Your task: Pull every "cell" line out of the data below.

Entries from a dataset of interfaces
◆ ◆ ◆ ◆ ◆
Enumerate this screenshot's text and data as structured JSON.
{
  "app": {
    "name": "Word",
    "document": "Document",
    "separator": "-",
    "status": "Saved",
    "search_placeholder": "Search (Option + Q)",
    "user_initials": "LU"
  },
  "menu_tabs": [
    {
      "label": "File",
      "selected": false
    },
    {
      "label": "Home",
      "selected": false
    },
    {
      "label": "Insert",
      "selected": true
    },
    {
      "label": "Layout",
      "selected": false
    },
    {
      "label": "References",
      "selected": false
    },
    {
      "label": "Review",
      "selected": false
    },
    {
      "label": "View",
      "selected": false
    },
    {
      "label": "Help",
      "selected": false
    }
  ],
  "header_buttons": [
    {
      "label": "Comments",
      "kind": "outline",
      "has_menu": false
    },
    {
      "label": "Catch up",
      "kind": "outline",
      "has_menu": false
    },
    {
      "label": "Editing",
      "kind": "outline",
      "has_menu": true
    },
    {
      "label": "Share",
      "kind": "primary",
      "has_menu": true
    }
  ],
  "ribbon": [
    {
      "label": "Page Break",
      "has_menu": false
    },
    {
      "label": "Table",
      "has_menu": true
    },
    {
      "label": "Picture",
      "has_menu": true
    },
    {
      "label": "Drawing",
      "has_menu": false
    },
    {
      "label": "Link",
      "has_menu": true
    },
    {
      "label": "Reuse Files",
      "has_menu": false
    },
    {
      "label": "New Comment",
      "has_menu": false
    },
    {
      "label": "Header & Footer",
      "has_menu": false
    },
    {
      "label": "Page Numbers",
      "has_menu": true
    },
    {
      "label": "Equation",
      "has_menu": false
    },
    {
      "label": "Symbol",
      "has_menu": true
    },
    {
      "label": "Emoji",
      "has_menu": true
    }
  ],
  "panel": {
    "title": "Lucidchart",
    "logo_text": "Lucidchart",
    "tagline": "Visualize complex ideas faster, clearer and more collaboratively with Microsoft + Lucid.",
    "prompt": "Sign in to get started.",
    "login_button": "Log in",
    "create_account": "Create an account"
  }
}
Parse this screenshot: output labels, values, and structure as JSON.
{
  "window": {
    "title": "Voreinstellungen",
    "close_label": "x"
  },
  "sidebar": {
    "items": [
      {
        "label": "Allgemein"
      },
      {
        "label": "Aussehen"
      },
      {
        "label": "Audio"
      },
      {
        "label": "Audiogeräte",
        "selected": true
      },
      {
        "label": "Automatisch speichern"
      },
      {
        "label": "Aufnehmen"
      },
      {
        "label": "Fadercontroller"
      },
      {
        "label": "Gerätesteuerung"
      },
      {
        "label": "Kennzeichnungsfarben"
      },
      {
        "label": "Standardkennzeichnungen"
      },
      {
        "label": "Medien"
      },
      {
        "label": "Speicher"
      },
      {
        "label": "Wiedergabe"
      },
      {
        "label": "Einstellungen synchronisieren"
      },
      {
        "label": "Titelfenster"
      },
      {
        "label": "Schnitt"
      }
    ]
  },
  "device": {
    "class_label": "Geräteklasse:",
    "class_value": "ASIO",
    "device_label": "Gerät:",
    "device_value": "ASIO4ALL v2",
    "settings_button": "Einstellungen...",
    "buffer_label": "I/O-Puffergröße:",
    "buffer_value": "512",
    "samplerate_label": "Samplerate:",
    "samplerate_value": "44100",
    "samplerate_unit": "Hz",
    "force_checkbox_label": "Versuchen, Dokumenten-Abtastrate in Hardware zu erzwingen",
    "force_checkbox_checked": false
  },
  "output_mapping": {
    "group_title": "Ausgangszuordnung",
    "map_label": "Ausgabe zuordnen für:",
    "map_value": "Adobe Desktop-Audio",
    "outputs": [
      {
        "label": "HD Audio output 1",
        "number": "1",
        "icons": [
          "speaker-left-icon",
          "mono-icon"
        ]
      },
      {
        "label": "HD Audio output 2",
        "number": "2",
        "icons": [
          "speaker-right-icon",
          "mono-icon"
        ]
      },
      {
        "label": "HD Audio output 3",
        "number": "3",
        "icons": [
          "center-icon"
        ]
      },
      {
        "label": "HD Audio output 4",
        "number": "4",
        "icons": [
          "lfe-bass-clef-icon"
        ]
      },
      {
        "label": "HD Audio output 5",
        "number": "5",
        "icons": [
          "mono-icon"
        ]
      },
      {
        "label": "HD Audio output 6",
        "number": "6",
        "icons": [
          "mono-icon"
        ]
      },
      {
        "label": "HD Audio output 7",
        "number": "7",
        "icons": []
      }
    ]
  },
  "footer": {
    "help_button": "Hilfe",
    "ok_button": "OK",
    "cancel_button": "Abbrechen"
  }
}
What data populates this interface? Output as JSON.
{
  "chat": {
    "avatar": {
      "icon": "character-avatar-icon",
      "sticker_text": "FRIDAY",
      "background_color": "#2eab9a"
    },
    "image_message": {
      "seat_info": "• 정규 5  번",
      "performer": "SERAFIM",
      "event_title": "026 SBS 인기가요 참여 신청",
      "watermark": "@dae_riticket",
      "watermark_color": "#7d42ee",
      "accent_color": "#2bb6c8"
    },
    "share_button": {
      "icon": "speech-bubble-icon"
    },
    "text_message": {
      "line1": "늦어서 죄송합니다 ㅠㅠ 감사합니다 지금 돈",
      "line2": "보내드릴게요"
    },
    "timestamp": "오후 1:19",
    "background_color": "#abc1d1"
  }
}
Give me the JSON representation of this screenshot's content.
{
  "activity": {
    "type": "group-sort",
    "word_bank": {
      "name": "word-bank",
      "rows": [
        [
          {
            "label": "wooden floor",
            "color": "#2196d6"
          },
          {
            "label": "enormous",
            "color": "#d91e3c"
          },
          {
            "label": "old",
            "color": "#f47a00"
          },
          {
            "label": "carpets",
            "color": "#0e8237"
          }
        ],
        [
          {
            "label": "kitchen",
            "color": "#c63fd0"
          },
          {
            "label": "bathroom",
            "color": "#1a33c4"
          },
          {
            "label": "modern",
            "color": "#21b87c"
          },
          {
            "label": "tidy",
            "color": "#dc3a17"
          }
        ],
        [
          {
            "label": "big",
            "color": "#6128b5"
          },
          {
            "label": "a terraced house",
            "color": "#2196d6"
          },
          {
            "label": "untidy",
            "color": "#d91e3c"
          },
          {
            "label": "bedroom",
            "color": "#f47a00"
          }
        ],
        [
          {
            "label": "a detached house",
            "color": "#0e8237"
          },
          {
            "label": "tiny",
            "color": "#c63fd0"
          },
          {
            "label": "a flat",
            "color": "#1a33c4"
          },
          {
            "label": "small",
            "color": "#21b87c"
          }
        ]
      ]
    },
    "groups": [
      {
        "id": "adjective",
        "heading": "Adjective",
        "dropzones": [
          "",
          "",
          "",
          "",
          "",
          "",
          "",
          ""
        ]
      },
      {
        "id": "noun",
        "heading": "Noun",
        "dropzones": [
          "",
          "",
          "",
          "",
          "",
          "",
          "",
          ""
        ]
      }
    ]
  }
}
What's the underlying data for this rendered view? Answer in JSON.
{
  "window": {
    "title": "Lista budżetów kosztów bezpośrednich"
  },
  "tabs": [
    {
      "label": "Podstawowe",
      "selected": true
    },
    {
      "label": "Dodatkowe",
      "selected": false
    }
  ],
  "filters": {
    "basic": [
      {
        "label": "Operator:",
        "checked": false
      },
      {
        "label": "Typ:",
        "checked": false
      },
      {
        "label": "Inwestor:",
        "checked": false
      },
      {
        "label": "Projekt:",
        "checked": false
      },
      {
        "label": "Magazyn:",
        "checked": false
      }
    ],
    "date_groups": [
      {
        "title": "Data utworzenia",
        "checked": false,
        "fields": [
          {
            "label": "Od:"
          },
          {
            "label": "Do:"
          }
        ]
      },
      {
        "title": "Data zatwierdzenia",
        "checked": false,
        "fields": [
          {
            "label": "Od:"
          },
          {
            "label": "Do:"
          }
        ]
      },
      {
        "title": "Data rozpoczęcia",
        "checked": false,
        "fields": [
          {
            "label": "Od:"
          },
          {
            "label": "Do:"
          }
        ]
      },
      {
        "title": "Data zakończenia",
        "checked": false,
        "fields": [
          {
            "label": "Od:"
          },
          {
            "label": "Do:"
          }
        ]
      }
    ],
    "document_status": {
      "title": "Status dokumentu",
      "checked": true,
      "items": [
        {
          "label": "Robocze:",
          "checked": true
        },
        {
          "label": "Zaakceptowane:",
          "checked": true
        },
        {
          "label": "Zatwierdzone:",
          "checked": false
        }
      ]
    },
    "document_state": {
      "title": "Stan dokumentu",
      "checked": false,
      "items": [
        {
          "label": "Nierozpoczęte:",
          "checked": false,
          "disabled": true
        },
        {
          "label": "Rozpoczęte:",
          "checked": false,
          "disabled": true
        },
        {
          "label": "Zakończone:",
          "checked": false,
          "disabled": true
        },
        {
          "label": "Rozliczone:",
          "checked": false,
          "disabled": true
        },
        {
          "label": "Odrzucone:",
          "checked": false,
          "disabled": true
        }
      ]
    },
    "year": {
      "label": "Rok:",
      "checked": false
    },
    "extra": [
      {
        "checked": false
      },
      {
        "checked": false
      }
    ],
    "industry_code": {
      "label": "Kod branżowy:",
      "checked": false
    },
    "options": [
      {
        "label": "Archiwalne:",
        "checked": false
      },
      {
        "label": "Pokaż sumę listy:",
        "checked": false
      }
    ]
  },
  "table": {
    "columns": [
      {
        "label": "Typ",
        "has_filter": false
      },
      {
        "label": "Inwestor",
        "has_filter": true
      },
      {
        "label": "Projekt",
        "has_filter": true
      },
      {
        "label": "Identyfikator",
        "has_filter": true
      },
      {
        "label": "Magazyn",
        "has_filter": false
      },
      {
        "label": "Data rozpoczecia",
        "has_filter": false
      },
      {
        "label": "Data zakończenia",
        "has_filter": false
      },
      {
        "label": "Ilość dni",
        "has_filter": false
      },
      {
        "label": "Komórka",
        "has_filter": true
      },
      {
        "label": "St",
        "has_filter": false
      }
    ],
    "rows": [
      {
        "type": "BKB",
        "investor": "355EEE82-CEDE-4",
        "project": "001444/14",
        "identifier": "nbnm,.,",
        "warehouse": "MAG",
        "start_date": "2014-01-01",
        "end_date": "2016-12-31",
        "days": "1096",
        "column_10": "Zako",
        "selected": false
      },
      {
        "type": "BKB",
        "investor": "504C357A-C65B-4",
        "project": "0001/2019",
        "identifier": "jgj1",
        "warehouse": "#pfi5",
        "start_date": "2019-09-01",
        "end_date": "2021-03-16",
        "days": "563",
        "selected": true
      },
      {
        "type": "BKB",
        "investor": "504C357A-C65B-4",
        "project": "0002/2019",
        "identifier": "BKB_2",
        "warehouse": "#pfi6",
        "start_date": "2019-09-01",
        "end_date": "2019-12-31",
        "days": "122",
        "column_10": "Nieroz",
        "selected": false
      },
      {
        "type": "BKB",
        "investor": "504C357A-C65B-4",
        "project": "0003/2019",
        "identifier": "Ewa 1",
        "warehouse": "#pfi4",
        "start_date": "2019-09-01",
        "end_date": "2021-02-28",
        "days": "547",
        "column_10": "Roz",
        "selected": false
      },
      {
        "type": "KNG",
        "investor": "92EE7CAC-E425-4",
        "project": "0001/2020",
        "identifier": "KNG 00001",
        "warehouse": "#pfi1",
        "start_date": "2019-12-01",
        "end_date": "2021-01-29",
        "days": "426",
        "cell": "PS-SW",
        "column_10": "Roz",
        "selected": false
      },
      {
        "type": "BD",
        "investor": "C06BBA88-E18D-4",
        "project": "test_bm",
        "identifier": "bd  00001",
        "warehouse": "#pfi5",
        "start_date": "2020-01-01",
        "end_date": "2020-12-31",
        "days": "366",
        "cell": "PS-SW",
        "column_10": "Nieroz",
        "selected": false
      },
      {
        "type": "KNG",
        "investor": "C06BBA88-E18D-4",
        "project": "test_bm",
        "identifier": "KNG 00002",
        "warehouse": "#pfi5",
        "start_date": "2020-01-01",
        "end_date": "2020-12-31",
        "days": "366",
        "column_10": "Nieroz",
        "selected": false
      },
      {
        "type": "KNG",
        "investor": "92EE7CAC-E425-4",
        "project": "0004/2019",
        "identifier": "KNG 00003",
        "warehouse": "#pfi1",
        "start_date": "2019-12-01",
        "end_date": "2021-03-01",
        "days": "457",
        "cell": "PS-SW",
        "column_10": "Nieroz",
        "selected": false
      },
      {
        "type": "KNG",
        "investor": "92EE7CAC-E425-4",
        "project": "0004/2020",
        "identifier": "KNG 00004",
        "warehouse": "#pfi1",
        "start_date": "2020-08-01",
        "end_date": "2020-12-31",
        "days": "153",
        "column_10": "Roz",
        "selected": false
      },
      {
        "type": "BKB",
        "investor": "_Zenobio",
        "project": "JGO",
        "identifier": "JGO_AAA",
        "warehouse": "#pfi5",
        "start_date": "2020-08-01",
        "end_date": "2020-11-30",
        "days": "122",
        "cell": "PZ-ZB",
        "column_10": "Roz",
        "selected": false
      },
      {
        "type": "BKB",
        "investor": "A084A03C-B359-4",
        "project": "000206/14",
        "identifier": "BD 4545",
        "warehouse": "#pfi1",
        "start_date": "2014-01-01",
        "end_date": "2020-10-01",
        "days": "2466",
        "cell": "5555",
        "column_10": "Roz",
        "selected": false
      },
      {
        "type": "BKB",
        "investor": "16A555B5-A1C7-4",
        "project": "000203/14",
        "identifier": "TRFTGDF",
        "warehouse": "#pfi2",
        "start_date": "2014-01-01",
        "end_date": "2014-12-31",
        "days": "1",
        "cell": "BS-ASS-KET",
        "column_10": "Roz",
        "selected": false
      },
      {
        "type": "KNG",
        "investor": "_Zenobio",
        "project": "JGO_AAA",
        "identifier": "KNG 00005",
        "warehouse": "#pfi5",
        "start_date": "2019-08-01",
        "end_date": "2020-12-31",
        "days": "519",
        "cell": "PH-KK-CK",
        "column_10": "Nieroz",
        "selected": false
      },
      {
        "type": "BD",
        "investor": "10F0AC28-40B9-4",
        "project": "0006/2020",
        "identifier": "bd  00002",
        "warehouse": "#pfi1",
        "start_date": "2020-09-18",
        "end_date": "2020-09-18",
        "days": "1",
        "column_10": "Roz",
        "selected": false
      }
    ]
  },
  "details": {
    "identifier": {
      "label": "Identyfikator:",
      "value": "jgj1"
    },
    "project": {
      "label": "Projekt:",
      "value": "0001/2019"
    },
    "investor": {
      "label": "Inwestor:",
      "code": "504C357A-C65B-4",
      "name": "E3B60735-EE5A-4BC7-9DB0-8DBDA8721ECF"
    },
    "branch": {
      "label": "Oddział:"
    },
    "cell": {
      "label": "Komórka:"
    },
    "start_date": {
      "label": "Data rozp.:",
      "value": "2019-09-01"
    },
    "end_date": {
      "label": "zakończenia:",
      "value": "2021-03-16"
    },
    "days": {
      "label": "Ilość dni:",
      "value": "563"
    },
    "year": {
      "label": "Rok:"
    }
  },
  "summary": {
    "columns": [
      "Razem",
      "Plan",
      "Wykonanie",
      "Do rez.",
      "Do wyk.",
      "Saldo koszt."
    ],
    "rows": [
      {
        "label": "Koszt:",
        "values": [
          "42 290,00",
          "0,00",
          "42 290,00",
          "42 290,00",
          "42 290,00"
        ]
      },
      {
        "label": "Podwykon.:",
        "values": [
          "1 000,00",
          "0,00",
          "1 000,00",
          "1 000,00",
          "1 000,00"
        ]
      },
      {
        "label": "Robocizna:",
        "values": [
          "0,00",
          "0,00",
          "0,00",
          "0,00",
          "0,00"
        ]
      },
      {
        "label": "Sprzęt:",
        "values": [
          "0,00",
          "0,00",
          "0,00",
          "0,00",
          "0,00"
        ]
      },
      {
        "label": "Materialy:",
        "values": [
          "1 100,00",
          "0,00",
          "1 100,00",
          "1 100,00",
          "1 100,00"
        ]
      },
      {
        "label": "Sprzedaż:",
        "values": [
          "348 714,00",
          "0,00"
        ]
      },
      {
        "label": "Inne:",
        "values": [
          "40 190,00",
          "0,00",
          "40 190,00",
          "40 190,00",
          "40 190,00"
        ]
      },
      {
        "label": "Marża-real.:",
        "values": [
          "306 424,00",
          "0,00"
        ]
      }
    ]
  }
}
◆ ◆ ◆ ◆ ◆
Finished exercise:
        "cell": "PS-SW",
        "cell": "PS-SW",
        "cell": "PS-SW",
        "cell": "PZ-ZB",
        "cell": "5555",
        "cell": "BS-ASS-KET",
        "cell": "PH-KK-CK",
    "cell": {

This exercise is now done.